Source data »
Start of Block

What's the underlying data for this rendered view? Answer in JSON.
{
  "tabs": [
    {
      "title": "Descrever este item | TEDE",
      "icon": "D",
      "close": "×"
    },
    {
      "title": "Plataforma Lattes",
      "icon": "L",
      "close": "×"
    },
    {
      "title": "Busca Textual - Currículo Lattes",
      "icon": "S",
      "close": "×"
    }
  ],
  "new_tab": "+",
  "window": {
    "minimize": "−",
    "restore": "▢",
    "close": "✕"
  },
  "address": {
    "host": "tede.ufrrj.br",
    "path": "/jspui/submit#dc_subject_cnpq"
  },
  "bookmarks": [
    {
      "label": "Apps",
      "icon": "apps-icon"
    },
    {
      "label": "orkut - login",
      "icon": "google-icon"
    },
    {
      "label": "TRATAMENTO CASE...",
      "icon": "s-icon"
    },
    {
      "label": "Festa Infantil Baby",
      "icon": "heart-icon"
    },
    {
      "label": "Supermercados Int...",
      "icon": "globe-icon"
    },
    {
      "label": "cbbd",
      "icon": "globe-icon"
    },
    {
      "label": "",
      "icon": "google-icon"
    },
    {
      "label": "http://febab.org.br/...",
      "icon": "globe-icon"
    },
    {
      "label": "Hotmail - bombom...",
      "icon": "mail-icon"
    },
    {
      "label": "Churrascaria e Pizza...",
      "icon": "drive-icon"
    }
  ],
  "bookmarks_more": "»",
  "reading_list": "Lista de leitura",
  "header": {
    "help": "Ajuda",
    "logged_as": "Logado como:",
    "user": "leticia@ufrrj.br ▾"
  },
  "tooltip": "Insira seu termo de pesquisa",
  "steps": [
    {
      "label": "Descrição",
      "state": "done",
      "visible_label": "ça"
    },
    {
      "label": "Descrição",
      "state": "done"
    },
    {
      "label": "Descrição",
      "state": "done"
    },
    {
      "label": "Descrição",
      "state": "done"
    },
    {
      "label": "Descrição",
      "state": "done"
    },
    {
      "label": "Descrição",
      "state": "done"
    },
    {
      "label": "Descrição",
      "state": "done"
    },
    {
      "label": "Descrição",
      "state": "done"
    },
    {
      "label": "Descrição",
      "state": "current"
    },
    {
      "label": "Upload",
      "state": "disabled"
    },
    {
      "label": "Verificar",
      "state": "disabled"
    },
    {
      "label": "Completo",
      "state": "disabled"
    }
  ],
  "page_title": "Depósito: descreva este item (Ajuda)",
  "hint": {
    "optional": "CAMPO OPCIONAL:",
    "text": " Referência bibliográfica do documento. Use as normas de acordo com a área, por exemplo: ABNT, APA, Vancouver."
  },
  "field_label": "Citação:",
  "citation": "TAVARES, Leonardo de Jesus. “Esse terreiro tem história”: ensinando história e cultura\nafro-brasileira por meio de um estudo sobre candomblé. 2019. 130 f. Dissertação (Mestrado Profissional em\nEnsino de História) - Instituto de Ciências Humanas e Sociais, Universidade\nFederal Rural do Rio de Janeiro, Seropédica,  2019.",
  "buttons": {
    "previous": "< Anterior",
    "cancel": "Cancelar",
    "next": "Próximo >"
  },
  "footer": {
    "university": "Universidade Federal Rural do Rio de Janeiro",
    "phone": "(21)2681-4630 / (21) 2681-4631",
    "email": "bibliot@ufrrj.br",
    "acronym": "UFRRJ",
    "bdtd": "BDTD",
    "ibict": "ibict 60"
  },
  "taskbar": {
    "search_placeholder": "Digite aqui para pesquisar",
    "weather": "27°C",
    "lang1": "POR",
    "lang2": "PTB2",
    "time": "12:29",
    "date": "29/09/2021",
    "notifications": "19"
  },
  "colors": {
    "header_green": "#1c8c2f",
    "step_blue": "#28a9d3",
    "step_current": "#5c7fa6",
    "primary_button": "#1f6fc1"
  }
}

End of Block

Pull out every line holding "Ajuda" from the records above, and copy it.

    "help": "Ajuda",
  "page_title": "Depósito: descreva este item (Ajuda)",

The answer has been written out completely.